Many advisors believe your most important action with regard to succession is finding the right person to take the reins of your practice from you when you decide the time is right to walk away or an unplanned incident like death or disability occurs. Although I acknowledge the importance of the individual tasked with the care and feeding of your practice after you leave, I believe that’s just one of the four fundamental human elements that are critical to the long-term viability of “your baby.”
- An agile advisor. It’s hard to think about leaving something you’ve worked so hard to build up, but to ensure a successful transition, you must demonstrate a willingness to modify your thinking in a fresh, powerful direction and embrace new behaviors. Unfortunately, the biggest obstacle to a smooth succession is usually the person who’s stepping away. You must banish what I call transition terrors by acknowledging your role in the process as well as making a concrete plan and sticking to it.
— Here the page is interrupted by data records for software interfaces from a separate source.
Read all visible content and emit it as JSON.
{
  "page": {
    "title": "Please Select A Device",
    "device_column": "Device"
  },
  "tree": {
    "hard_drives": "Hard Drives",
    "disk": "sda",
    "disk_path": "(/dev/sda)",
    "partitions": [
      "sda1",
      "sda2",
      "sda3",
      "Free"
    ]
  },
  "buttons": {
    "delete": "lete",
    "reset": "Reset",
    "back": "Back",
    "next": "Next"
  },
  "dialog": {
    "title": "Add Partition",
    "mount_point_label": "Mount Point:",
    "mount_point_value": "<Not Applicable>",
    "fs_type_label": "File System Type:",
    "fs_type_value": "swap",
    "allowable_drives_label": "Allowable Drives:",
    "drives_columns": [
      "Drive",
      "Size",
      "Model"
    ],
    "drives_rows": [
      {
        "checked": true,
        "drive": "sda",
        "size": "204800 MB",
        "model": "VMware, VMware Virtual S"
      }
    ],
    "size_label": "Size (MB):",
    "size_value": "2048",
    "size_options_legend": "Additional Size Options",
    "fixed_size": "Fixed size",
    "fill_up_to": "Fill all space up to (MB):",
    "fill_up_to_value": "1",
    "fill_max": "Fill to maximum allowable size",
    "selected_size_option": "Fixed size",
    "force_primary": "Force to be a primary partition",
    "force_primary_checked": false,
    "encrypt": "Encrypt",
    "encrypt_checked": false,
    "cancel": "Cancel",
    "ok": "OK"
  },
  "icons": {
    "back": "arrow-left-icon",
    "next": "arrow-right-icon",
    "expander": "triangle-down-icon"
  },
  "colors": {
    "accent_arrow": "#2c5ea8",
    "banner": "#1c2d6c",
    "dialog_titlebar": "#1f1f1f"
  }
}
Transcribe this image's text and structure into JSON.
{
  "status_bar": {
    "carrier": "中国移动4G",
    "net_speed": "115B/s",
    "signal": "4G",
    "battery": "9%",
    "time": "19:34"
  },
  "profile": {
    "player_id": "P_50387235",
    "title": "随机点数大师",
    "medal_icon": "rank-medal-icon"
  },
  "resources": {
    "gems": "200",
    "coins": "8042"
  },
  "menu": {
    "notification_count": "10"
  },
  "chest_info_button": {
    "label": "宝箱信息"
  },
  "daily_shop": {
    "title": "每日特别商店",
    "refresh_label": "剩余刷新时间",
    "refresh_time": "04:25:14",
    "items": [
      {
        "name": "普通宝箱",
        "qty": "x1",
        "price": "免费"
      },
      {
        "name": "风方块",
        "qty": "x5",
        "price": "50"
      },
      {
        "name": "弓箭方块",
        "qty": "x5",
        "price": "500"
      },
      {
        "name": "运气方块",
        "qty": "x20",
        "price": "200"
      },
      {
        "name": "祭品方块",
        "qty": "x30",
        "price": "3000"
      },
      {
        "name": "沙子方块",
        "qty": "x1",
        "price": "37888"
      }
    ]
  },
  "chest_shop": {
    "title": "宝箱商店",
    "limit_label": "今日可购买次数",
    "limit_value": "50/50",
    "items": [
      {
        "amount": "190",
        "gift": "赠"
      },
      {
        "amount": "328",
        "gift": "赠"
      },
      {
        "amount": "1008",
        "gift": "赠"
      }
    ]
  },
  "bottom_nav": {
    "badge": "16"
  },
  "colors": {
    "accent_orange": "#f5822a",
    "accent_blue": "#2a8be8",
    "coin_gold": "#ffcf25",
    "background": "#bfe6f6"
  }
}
- Committed team members. If you operate your practice in a way that makes you indispensible to it, its value will be lessened in your absence. It’s far better to empower your key employees to play an important role in the practice’s success, and then motivate them via emotional and financial incentives to remain after you leave. They will be invaluable with respect to helping your successor through the transition and on an ongoing basis.
- A stellar successor. Yes, identifying, assessing and retaining your successor is of critical importance, whether that individual comes from within the practice or outside it. In either case, I suggest assessing candidates’ values, personal characteristics, strengths and fit with the culture of your practice. Formal assessments like MBTI as well as structured behavioral interviews may help you through this process. It can’t be understated that you must choose wisely.
- Client advocates. Would you have a practice without clients? Of course not, so it’s important to bring them into the transition process to help ensure sustainability. Once you’ve selected your successor, introduce that person to your clients with the aim of building their confidence in his or her ability to provide the same high level of service they’re accustomed to receiving from you.
Throughout your career, it’s likely you’ve authored any number of plans, both for yourself and your clients. Think of your succession plan as one of the most critical, as it will go a long way toward determining whether your practice survives once you have left. In an ideal situation, you should select your successor and bring that person into the practice five years before you plan to step down; this gives your team and your clients plenty of time to become familiar with the “new you,” provides the chance for you to gain confidence in your choice, and supports a seamless transition.